Ross family has two children with life-threatening ailments
By Joe Southern
Late last summer Andrew Ross began experiencing stomachaches.
At first his parents, David and Kristi Ross, didn’t pay much mind to it. It’s not that they were not concerned about their son; they just had bigger worries with his younger sister. Grace, 4, was born with Down syndrome and was preparing to undergo her sixth open-heart surgery.
“Grace was born with Down syndrome and a very broken heart,” Kristi said. “She had a lot of abnormalities and when she was two weeks old had her first surgery. She had four surgeries on her heart by the time she was 15 months old.”
Facing that, a tummy ache seemed rather minor. Six months later, it would become paramount.
“Andrew’s tummy pains became increasingly more intense and more frequent,” Kristi said.
When she took Andrew for his well child checkup six months later his doctor noted on his growth chart that his weight had plateaued. The pediatrician was also concerned about his stomach pains and ordered an ultrasound.
“The technician was spending a lot of time on his liver … I knew that was not normal,” Kristi said.
Andrew was admitted to Texas Children’s Hospital in the Medical Center for a liver biopsy. They found lesions on his liver and lymph nodes but did not immediately suspect cancer.
“They crossed cancer off the list with a pencil,” Kristi said.
The hospital discharged Andrew into the care of a liver specialist. The pathologist at Texas Children’s, however, was bothered by the results and kept conducting tests. That’s when the discovery was made. Andrew has pancreatic neuroendocrine tumors – a stage four cancer. It’s the same, rare form of cancer that Steve Jobs had.
“It’s a terminal illness,” Kristi said. “Technically there is no cure for this type of cancer.”
The Ross family is not giving up the fight. With faith in God and cutting-edge technology, they are moving forward in the fight against cancer. The problem, Kristi said, is how extremely rare the cancer is. Very few people get it, and even then it mostly strikes older adults in their 60s and 70s. It’s almost unheard of in an 8-year-old child.
“It’s so rare there is no protocol for treating it,” Kristi said.
They’ve taken him to a specialist in Denver and this week will have him at the University of Iowa for treatment.
“They are the only center of excellence for this type of cancer,” she said.
Through all the pain and time lost for treatments, Andrew has maintained some semblance of a normal life.
“He’s been on massive, massive doses of pain medication,” Kristi said. “He’s always tired but by God’s grace he still went to school, is still on the swim team and still doing life.”
Between Grace’s heart surgeries and Andrew’s cancer treatments, the Ross’s have been in a long fight for the lives of their children, but they have not fought alone. Their church, Sanctuary Fellowship; their school, Campbell Elementary; and the community have held fundraisers and poured out endless love and support for them.
“We are so blessed by our community,” Kristi said.
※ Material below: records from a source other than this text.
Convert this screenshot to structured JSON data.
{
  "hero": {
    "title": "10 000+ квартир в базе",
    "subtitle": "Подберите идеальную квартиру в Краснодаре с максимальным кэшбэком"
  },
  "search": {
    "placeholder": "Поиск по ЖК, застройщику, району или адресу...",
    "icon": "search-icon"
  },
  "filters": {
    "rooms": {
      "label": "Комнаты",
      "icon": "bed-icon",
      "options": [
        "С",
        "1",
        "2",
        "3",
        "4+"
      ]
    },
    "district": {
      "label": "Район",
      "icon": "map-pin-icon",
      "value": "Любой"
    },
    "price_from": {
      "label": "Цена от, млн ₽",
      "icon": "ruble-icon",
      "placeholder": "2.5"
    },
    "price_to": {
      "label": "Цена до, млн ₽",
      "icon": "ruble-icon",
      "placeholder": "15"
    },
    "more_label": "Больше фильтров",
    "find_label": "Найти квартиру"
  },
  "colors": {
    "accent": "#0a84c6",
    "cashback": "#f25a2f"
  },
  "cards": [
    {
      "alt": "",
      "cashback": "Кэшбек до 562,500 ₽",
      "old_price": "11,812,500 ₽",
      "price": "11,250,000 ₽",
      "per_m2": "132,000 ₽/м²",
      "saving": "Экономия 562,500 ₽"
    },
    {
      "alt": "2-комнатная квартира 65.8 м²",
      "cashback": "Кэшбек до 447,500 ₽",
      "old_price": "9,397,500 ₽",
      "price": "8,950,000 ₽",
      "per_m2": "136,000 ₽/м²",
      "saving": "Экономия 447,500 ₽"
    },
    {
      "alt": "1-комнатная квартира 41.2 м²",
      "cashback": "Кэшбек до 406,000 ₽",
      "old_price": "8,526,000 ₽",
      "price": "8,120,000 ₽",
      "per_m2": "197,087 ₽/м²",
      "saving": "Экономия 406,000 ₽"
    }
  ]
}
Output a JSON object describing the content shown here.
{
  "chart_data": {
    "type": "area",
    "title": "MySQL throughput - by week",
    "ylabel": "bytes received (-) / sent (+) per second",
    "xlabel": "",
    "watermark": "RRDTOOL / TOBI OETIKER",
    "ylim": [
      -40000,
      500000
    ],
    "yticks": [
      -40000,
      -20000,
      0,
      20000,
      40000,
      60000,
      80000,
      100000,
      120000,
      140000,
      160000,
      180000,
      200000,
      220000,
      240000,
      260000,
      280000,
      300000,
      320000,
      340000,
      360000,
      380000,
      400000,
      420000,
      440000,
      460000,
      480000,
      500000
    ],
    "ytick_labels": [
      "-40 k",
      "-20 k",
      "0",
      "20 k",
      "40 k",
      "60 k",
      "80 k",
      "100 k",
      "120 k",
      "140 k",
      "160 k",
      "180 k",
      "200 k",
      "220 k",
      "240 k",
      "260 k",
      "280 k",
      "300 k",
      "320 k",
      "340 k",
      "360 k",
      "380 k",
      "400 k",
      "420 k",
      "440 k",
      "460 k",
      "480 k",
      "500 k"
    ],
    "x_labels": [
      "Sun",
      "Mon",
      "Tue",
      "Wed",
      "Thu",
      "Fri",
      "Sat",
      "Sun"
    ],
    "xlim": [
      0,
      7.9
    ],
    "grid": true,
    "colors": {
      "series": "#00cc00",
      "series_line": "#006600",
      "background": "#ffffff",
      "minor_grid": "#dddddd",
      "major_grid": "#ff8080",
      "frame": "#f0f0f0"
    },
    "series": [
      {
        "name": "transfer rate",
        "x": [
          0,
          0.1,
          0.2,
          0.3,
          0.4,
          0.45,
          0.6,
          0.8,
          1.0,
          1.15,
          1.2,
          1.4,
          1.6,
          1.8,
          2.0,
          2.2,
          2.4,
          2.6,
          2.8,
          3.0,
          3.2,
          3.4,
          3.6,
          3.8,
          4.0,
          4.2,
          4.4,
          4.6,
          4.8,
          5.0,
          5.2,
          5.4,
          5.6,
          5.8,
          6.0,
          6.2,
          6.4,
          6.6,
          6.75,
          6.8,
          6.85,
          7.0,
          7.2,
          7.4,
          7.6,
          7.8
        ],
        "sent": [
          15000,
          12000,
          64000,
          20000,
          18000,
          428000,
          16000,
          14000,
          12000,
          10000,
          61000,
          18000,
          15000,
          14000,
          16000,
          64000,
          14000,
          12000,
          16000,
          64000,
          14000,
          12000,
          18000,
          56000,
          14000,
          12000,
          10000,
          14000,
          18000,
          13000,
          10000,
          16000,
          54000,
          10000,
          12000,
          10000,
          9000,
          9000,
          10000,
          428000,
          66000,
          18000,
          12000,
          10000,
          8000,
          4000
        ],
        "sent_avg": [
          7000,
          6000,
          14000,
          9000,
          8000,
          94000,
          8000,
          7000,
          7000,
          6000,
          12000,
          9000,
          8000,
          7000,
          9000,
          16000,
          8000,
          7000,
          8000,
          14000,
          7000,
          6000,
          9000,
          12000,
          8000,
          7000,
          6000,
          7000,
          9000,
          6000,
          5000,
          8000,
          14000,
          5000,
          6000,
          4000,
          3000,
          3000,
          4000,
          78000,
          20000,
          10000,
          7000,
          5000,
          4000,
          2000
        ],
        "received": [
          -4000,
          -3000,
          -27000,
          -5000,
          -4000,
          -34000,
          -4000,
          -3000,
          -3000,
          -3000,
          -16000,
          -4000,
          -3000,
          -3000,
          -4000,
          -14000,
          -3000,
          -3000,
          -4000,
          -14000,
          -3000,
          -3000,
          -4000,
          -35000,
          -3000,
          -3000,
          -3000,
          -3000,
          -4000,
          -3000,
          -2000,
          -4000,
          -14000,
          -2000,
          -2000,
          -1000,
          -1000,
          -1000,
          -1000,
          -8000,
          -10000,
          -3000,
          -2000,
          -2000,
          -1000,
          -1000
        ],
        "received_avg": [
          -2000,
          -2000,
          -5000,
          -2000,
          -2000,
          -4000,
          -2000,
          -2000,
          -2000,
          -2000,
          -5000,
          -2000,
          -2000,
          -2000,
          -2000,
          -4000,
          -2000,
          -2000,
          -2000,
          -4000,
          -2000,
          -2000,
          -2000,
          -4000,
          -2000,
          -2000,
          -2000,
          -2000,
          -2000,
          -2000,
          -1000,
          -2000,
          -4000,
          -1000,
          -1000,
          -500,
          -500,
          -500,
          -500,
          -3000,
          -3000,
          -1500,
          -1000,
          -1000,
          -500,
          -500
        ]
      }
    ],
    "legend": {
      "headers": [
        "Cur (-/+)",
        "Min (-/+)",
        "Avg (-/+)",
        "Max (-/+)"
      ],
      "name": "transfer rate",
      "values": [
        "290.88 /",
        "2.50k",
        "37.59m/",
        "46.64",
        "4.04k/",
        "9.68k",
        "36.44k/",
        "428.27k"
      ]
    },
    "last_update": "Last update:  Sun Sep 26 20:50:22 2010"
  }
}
Even Sheriff Troy Nehls and local law enforcement agencies have raised funds for the Ross family.
“All of these fundraisers have helped me to focus on our family and not have to worry about cost,” Kristi said. “It’s such a gift for these people to be so supportive of our family.”
One of the biggest sources of support, however, comes from within the family.
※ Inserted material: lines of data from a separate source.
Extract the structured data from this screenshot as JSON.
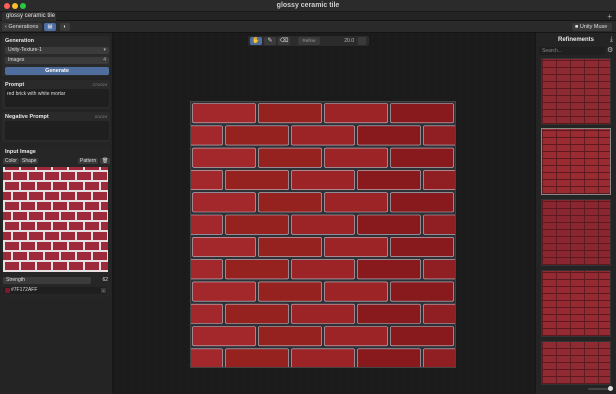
{
  "window": {
    "title": "glossy ceramic tile"
  },
  "tabs": [
    {
      "label": "glossy ceramic tile"
    }
  ],
  "toolbar": {
    "back_label": "Generations",
    "model_label": "Unity Muse"
  },
  "generation": {
    "title": "Generation",
    "model": "Unity-Texture-1",
    "images_label": "Images",
    "images_value": "4",
    "generate_label": "Generate"
  },
  "prompt": {
    "title": "Prompt",
    "counter": "27/2024",
    "text": "red brick with white mortar"
  },
  "negative": {
    "title": "Negative Prompt",
    "counter": "0/1024",
    "text": ""
  },
  "input_image": {
    "title": "Input Image",
    "color_label": "Color",
    "shape_label": "Shape",
    "pattern_label": "Pattern",
    "strength_label": "Strength",
    "strength_value": "62",
    "color_hex": "#7F172AFF",
    "swatch_color": "#7f172a"
  },
  "canvas": {
    "field_placeholder": "Refine",
    "zoom_value": "20.0"
  },
  "refinements": {
    "title": "Refinements",
    "search_placeholder": "Search...",
    "count": 5
  }
}
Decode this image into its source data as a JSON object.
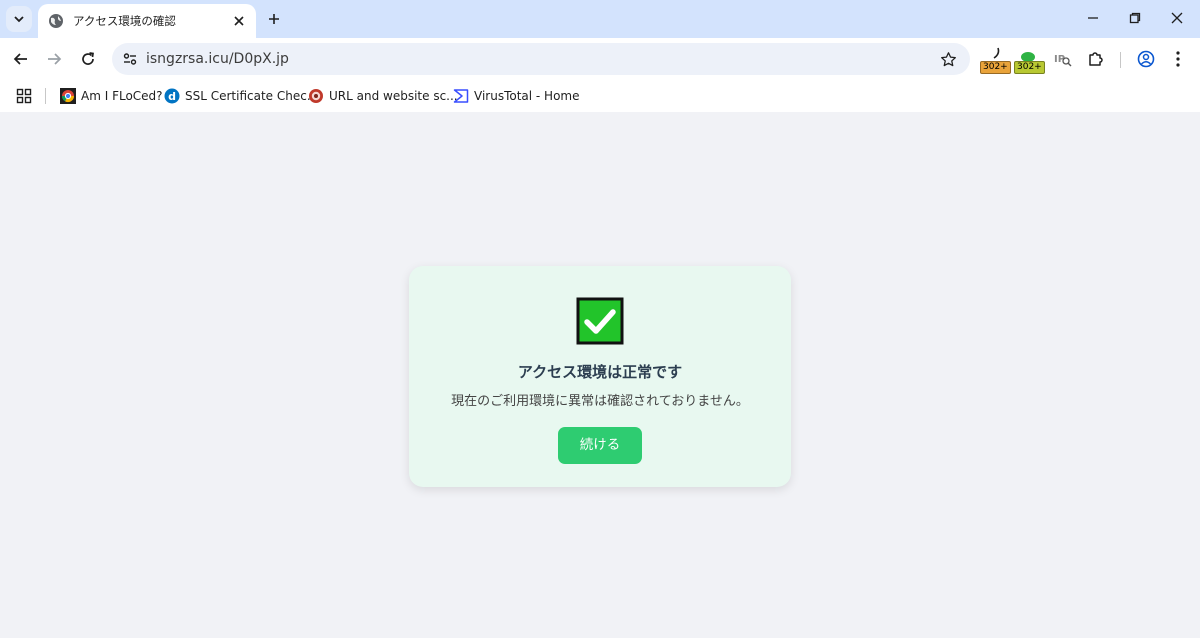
{
  "tab": {
    "title": "アクセス環境の確認"
  },
  "toolbar": {
    "url": "isngzrsa.icu/D0pX.jp",
    "extensions": [
      {
        "badge": "302+",
        "color": "#e9a33a"
      },
      {
        "badge": "302+",
        "color": "#b8c832"
      },
      {
        "label": "IP"
      }
    ]
  },
  "bookmarks": [
    {
      "label": "Am I FLoCed?"
    },
    {
      "label": "SSL Certificate Chec..."
    },
    {
      "label": "URL and website sc..."
    },
    {
      "label": "VirusTotal - Home"
    }
  ],
  "card": {
    "title": "アクセス環境は正常です",
    "description": "現在のご利用環境に異常は確認されておりません。",
    "button_label": "続ける"
  },
  "colors": {
    "accent": "#2ecc71",
    "card_bg": "#e8f8f0",
    "check_green": "#22c42a",
    "tabstrip": "#d3e3fd"
  }
}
“Our oldest, Abigail, who is 10, is the world’s best big sister, that’s for sure,” Kristi said.
Easily overshadowed by her younger siblings struggles, Abigail has been their biggest cheerleader and source of support and encouragement. Kristi said she can’t say enough about the selfless attitude Abigail has demonstrated with her siblings.
On May 23, Andrew became the center of attention during pre-game ceremonies at a Sugar Land Skeeters baseball game. The game, the second of a doubleheader, was supposed to be a night to honor Campbell Elementary. The school turned it into a fundraiser for Andrew’s family. Andrew’s favorite color is green and hundreds of people came out dressed in green “Andrew’s Army” T-shirts. Green balloons were released from the field and Classic Chevrolet loaned a green sports car for Andrew to ride in to home plate. He got to throw out the ceremonial first pitch, sit in the dugout and take batting practice with the team. The players also posed for a photo with him wearing Andrew’s Army shirts while he sported a custom Skeeters jersey.
“There are no words to explain how they cared for Andrew and our family,” Kristi said. “They made that night so special for him.”
Despite the long odds against their son and daughter, David and Kristi Ross have maintained a positive attitude about life and their struggles. Kristi, 38, is a pharmacy rep for Pfizer and David, 37, is a teacher at Tenney School. They place their trust and hope in God.
“He’s been faithful to us throughout every step of this journey,” Kristi said. “We have so much hope for everything we’re going through.”
Those interested in following their journey can do so on Kristi’s blog at www.RossFamilyLove.blogspot.com.
To make a donation, visit www.gofundme.com/andrews-army.